Why is it more common for logistic regression (with odds ratios) to be used in cohort studies with binary outcomes, as opposed to Poisson regression (with relative risks)?
Undergraduate and graduate statistics and epidemiology courses, in my experience, generally teach that logistic regression should be used for modelling data with binary outcomes, with risk estimates reported as odds ratios.
However, Poisson regression (and related: quasi-Poisson, negative binomial, etc.) can also be used to model data with binary outcomes and, with appropriate methods (e.g. robust sandwich variance estimator), it provides valid risk estimates and confidence levels. E.g.,
- Greenland S., Model-based estimation of relative risks and other epidemiologic measures in studies of common outcomes and in case-control studies, Am J Epidemiol. 2004 Aug 15;160(4):301-5.
- Zou G., A modified Poisson regression approach to prospective studies with binary data, Am J Epidemiol. 2004 Apr 1;159(7):702-6.
- Zou G.Y. and Donner A., Extension of the modified Poisson regression model to prospective studies with correlated binary data, Stat Methods Med Res. 2011 Nov 8.

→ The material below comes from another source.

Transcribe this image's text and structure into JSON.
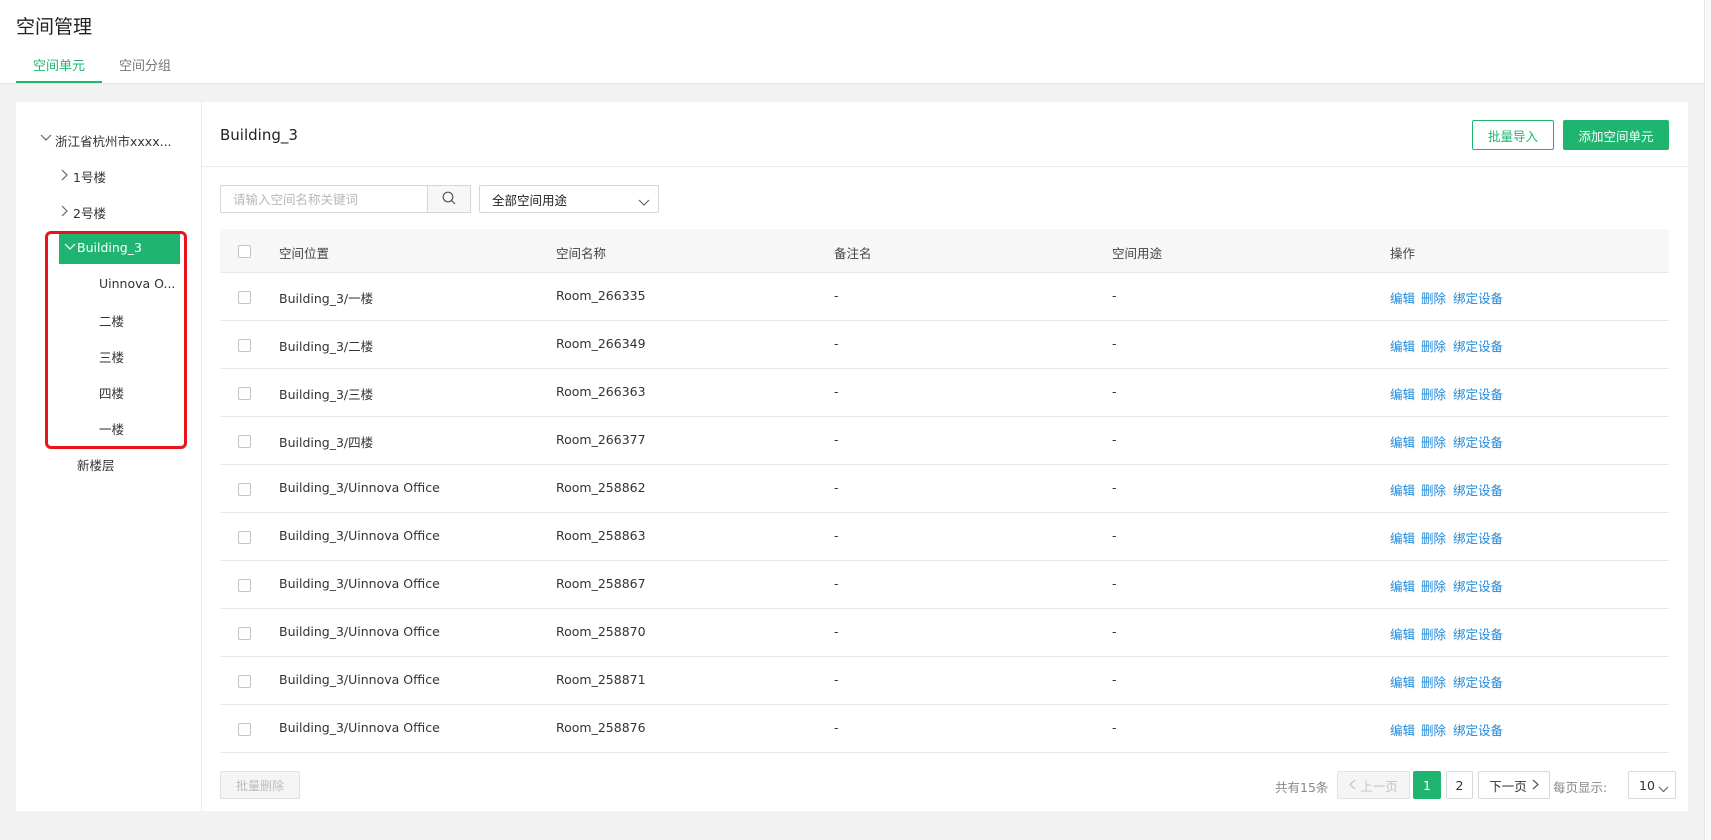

From Poisson regression, relative risks can be reported, which some have argued are easier to interpret compared with odds ratios, especially for frequent outcomes, and especially by individuals without a strong background in statistics. See Zhang J. and Yu K.F., What's the relative risk? A method of correcting the odds ratio in cohort studies of common outcomes, JAMA. 1998 Nov 18;280(19):1690-1.
From reading the medical literature, among cohort studies with binary outcomes it seems that it is still far more common to report odds ratios from logistic regressions rather than relative risks from Poisson regressions.

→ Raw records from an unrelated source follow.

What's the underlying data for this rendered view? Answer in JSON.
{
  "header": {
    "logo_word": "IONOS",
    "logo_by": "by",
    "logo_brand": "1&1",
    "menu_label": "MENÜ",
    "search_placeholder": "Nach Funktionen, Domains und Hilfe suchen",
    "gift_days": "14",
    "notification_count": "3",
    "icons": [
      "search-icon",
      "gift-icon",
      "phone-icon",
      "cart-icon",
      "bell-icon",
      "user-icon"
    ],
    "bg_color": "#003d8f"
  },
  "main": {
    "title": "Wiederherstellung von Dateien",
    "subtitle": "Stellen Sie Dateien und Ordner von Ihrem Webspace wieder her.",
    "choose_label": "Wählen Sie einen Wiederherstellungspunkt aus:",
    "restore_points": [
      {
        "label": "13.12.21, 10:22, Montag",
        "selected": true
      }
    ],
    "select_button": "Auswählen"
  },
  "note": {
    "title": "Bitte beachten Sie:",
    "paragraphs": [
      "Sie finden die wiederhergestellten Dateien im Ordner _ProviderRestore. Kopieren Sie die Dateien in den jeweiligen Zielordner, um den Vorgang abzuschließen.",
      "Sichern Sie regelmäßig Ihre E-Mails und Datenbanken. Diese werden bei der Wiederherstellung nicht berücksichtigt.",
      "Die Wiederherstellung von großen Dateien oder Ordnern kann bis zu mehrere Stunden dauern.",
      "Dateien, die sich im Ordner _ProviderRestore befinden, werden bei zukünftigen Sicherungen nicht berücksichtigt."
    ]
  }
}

For cohort studies with binary outcomes:
- Is there good reason to report odds ratios from logistic regressions rather than relative risks from Poisson regressions?
- If not, can the infrequency of Poisson regressions with relative risks in the medical literature be attributed mostly to a lag between methodological theory and practice among scientists, clinicians, statisticians, and epidemiologists?
- Should intermediate statistics and epidemiology courses include more discussion of Poisson regression for binary outcomes?
- Should I be encouraging students and colleagues to consider Poisson regression over logistic regression when appropriate?
exp(beta_M1) =/= 1/exp(beta_M2)). That disturbs me quite a bit. $\endgroup$